-- TASK DESCRIPTION --
Find and copy each line in the material below where the string "true" occurs.

-- DATA SECTION --

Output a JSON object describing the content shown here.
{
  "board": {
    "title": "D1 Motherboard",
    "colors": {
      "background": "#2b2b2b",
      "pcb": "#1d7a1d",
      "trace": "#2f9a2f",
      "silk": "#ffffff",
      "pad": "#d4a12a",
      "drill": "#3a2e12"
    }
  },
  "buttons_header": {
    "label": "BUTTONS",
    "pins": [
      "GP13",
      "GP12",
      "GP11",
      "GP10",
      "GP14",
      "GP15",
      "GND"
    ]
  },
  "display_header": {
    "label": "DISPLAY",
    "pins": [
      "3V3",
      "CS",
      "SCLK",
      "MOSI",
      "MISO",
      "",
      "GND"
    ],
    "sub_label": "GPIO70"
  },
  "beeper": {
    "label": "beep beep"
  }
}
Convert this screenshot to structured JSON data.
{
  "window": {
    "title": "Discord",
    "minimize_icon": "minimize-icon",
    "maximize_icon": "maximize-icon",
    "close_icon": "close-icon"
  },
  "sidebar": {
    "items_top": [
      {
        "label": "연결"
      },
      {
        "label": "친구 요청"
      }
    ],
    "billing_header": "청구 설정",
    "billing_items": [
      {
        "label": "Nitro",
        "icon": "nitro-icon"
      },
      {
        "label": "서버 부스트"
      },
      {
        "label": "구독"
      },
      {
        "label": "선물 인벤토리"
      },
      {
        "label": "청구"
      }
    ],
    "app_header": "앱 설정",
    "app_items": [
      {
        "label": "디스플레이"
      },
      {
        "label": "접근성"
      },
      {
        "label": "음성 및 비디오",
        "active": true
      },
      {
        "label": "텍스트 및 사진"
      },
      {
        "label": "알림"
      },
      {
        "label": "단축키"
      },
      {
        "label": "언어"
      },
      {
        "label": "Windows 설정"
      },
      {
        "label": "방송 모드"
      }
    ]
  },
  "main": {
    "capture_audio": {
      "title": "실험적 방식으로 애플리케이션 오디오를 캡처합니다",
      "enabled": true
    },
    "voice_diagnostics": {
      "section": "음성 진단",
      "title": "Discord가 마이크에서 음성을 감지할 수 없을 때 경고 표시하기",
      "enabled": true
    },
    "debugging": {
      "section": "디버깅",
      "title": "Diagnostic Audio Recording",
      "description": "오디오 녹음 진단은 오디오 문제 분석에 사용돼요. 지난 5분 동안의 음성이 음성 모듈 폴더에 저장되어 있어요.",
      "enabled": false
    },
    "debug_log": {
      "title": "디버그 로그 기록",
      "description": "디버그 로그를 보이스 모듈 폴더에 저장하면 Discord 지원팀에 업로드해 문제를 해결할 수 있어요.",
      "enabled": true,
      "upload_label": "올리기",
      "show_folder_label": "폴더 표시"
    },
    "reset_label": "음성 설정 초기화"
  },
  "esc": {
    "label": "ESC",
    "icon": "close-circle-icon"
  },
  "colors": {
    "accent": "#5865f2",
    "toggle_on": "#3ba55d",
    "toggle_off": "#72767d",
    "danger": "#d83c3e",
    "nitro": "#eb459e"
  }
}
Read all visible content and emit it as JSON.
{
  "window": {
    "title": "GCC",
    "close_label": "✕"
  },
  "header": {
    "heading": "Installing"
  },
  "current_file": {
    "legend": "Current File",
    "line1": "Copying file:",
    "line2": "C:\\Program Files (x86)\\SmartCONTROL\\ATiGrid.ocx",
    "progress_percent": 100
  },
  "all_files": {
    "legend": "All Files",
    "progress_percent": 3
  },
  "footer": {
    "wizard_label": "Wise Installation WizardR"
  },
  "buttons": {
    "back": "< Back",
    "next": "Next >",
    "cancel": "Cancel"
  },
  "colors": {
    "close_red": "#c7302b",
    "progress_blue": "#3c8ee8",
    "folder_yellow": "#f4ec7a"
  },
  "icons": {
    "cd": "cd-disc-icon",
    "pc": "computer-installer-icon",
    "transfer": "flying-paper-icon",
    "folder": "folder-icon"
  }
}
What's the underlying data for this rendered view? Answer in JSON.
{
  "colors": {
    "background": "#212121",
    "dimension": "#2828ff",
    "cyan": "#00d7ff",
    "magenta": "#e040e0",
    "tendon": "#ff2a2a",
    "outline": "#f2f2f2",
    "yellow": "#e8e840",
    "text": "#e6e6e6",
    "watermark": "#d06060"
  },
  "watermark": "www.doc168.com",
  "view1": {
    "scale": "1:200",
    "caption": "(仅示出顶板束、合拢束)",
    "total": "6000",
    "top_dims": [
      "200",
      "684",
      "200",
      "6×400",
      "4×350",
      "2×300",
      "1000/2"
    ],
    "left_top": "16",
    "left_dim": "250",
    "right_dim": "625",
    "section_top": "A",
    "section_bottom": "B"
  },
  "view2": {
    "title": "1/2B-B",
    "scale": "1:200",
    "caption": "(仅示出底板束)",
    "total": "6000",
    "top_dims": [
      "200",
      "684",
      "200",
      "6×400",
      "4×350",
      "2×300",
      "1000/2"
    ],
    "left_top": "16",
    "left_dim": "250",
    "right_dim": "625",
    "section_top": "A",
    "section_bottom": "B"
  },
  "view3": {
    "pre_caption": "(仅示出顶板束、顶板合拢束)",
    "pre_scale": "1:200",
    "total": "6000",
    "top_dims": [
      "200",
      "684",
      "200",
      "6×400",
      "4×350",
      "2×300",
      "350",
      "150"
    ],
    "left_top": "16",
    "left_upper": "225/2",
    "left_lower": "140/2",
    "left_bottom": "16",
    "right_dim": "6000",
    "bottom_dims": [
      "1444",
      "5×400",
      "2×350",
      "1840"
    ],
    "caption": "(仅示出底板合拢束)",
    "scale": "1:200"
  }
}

-- SOLUTION TO THIS PROBLEM --
        "active": true
      "enabled": true
      "enabled": true
      "enabled": true,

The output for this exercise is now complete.